|This is part of a three-part series on NECO telemedicine. Read the rest of the stories here.|
Sarah Williams, OD, assistant professor of specialty care at NECO and attending pediatric optometrist at the NECO Center for Eye Care, has looked at the research studies that show that in-office vision therapy sessions for convergence insufficiency and eye team issues are more effective than at-home sessions or stop-and-start therapy. So she was worried about her patients who had started vision therapy before the coronavirus pandemic caused cancellations of vision therapy visits.
When the clinic began implementing the EyecareLive platform, Dr. Williams said her team made a decision not to start anyone new with vision therapy but they would continue seeing patients who were weeks into their regimen once a week with a 45-minute video call.
It’s been important because children—and adults working from home—began spending even more time online or with devices. “I want to encourage children and their parents that they need to keep up with their eye training or else learning could become even harder. It’s more urgent to limit near work, wherever possible,” she says,
Dr. Williams, who says the ODs in her department had attended CE sessions on telemedicine and had theories on how it could work, wasn’t using any telemedicine platform earlier. But now that she has begun to, she sees implications for the long term.
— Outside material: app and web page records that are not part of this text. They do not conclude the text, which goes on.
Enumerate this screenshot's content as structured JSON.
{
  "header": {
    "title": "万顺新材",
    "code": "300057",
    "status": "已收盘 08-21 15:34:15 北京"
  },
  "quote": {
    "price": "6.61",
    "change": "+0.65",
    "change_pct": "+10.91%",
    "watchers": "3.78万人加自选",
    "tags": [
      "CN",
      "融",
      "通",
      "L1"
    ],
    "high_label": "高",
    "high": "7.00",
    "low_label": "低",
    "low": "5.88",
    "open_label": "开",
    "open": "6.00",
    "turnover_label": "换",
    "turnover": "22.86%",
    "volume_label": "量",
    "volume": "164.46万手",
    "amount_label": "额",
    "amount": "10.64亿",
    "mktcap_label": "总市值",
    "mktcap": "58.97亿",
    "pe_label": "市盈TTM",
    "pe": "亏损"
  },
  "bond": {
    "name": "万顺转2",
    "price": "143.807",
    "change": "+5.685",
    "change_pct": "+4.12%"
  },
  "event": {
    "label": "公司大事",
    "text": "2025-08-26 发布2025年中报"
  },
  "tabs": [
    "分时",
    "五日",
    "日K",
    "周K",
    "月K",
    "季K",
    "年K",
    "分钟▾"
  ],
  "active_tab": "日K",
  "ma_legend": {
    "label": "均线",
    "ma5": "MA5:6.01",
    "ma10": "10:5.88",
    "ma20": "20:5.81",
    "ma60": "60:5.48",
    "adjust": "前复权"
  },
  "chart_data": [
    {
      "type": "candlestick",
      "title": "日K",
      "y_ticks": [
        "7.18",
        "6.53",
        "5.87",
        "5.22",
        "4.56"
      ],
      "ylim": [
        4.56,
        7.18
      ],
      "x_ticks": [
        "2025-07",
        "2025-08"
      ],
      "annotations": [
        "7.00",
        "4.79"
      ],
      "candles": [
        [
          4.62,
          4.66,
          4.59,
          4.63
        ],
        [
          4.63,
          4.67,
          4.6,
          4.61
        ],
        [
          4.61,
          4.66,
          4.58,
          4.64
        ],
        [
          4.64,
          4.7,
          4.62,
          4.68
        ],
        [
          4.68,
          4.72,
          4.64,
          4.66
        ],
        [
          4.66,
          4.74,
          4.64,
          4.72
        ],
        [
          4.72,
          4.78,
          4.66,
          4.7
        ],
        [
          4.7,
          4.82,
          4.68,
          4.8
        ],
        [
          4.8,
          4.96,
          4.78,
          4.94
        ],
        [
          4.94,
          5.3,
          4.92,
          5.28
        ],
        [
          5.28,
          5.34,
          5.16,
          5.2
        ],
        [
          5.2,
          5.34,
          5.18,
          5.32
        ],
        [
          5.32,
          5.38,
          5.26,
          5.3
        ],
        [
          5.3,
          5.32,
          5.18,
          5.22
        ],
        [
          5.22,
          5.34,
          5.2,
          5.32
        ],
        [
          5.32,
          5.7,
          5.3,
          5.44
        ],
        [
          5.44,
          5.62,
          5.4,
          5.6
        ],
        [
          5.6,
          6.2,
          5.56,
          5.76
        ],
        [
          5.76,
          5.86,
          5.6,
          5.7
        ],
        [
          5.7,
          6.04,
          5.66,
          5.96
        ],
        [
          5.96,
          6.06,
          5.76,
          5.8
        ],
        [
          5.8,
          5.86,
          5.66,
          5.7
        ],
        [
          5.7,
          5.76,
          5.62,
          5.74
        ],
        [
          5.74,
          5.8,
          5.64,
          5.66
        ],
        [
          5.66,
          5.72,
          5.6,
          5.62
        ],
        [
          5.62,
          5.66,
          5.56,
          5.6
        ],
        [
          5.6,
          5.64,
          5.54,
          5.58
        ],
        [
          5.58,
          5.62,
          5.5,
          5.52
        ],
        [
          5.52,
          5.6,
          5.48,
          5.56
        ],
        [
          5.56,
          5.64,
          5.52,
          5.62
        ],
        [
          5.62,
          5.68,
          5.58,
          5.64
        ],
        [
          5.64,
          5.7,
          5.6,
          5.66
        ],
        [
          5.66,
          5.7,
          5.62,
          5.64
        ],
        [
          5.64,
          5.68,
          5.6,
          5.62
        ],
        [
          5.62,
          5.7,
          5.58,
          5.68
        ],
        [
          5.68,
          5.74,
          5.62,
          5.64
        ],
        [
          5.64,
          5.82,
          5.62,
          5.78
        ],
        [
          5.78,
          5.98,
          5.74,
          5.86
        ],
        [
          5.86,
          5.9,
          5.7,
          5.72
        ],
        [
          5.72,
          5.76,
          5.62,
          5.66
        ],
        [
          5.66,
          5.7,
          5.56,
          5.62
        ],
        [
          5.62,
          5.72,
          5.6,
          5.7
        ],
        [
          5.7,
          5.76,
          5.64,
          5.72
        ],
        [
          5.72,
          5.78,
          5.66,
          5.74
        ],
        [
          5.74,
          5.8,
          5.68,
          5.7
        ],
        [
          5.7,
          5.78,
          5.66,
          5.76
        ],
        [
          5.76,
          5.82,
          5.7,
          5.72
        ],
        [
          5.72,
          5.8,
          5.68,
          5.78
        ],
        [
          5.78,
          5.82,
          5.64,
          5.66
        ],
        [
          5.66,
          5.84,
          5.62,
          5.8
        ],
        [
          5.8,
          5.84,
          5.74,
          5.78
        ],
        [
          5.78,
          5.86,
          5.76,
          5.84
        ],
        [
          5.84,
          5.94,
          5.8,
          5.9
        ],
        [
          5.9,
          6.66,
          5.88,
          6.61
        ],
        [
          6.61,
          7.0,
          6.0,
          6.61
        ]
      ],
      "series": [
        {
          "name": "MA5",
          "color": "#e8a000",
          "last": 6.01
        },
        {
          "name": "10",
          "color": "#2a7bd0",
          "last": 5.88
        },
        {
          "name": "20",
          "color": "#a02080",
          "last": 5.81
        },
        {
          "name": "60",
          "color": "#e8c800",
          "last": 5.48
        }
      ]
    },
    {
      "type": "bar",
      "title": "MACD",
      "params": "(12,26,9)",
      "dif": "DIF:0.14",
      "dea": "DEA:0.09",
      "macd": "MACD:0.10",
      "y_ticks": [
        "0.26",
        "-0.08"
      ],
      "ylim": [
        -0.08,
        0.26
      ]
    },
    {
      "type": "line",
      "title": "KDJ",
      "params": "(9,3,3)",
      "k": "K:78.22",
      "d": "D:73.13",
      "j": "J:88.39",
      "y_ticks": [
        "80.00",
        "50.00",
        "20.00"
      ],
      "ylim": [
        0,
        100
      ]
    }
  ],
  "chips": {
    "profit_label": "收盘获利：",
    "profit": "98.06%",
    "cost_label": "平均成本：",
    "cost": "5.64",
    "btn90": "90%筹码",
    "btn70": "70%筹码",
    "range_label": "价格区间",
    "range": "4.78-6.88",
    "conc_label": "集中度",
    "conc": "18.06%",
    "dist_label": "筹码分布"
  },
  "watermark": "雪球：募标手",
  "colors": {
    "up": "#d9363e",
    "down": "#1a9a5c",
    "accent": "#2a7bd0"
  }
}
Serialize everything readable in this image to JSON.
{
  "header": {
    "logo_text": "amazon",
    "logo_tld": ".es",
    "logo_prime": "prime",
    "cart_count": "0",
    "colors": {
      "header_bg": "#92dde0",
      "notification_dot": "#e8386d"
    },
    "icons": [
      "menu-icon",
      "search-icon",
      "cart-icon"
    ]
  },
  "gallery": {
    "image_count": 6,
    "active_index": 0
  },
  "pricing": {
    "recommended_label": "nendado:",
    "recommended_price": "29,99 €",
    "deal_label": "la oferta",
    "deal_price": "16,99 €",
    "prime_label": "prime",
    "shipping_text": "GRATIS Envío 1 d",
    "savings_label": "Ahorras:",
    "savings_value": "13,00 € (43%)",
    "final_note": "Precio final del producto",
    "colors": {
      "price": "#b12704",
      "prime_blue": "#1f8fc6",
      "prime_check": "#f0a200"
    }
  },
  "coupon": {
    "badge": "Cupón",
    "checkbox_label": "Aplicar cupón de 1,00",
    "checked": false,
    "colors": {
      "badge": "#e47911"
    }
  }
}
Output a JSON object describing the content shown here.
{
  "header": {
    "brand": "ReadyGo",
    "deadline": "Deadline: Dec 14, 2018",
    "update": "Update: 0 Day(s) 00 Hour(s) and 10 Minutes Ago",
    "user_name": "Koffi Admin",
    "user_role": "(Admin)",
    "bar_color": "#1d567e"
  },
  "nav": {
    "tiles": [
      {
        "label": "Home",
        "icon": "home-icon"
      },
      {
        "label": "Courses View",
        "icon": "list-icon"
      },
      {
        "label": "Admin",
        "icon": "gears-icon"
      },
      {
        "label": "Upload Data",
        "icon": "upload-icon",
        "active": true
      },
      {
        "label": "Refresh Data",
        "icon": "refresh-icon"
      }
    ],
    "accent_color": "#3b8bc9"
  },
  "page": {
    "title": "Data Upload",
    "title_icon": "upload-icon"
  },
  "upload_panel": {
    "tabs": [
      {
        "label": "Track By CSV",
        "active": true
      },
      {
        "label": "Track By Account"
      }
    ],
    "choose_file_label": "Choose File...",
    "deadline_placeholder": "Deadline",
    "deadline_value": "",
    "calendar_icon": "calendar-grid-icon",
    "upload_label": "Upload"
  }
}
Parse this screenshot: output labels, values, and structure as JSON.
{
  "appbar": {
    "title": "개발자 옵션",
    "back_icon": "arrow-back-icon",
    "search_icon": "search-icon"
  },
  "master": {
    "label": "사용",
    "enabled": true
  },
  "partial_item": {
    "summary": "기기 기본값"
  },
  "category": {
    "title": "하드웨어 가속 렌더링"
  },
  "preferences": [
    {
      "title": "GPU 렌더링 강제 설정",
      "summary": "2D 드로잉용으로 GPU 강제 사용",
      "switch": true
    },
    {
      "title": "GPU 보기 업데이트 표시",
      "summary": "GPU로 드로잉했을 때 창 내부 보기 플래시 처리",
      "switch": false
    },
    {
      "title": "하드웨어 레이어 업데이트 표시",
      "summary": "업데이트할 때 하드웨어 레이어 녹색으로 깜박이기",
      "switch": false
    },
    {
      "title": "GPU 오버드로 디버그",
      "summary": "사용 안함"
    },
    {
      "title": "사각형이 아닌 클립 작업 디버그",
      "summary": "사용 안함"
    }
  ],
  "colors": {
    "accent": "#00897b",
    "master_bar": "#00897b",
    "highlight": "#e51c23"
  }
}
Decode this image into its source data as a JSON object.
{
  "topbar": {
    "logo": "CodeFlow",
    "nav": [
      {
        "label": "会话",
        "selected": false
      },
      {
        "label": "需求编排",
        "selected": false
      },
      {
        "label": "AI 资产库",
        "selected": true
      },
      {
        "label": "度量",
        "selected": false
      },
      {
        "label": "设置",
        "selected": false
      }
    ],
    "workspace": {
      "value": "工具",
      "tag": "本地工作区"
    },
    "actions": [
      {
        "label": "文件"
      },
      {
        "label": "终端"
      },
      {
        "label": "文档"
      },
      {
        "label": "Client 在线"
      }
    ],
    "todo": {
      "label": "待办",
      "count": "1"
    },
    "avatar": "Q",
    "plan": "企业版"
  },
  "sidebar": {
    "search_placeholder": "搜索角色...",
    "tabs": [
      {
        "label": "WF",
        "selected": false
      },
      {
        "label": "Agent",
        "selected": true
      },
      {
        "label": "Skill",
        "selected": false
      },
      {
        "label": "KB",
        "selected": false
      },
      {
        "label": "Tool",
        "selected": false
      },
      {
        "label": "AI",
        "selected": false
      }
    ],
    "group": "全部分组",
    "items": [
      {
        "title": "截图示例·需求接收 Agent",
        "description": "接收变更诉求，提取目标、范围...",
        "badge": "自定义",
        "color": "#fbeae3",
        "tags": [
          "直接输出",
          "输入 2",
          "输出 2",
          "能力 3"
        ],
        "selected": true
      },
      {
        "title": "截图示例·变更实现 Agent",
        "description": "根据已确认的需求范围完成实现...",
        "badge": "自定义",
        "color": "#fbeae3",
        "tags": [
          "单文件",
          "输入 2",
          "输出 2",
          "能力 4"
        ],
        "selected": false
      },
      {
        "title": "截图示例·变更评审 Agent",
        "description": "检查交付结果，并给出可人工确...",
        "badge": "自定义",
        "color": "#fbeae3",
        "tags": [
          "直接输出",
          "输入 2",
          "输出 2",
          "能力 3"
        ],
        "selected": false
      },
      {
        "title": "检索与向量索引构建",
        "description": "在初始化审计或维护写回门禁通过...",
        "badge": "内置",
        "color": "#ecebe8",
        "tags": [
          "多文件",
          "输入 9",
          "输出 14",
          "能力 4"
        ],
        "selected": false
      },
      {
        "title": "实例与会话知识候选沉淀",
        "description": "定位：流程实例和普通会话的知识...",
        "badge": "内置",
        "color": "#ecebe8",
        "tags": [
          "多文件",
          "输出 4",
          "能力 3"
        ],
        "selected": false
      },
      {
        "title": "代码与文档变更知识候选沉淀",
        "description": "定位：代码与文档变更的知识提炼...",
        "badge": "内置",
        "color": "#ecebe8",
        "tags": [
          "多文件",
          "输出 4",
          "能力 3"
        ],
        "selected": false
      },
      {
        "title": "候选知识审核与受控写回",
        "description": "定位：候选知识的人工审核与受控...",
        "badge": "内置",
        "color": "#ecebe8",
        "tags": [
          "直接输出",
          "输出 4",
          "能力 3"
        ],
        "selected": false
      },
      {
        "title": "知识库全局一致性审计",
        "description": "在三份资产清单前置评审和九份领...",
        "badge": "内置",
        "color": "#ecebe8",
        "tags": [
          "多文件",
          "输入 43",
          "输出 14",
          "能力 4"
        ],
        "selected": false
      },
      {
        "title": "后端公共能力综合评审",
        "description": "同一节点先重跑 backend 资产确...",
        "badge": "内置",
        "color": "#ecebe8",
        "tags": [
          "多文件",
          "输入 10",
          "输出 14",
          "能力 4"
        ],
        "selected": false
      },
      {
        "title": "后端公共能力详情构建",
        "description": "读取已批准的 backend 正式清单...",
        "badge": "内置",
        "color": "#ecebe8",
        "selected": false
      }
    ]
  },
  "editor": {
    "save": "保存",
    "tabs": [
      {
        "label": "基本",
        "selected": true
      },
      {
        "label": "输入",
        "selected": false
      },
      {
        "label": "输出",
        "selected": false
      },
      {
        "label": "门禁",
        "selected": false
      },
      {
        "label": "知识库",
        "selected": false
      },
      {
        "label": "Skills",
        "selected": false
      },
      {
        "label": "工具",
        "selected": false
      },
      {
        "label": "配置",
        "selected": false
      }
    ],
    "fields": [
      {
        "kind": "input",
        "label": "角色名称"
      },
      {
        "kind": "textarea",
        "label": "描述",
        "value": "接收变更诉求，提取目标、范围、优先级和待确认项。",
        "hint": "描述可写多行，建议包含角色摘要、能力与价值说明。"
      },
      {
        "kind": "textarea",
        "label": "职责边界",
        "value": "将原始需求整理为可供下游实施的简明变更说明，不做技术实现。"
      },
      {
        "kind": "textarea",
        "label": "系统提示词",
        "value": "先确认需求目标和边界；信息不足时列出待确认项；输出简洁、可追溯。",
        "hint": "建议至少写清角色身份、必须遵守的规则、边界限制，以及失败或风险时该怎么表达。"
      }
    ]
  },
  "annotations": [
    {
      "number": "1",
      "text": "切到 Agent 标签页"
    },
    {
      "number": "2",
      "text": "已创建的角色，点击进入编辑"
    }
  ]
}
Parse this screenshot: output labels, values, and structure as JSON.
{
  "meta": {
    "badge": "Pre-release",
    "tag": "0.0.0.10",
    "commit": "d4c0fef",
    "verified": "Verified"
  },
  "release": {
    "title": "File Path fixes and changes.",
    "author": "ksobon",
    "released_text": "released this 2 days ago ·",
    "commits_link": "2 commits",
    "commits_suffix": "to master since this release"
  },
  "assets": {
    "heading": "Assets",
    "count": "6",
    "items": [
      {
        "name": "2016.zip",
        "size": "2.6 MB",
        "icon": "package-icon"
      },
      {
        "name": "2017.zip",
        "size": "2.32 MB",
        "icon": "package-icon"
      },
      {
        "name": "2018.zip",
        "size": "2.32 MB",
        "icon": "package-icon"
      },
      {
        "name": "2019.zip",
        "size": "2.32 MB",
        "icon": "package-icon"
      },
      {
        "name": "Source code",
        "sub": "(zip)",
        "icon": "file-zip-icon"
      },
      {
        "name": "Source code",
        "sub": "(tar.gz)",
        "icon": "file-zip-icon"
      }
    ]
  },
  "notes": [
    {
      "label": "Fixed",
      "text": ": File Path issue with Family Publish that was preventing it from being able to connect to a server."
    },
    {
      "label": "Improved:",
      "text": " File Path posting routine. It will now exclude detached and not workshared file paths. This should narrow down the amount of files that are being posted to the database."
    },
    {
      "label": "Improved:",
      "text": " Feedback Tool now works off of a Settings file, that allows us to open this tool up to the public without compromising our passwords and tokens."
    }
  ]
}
“We have a three-month waiting period to get into the vision therapy clinic,” she says. “We can’t get everyone in who wants the service, and we have patients traveling 90 minutes to get here.” Now that they have confidence that they can help patients who have the right equipment at home, they can imagine how they can help more patients. For example, patients may start their vision therapy at the college facility but after some number of weeks, hold sessions on line. Patients who live far away can use some telemedicine visits, avoiding the long drive for each session. “Seeing patients in their home environment also gives us insight into what their challenges are,” she says. “We can see why it might be difficult for them to practice depending on the noise level and distractions in the house. It’s been eye-opening.”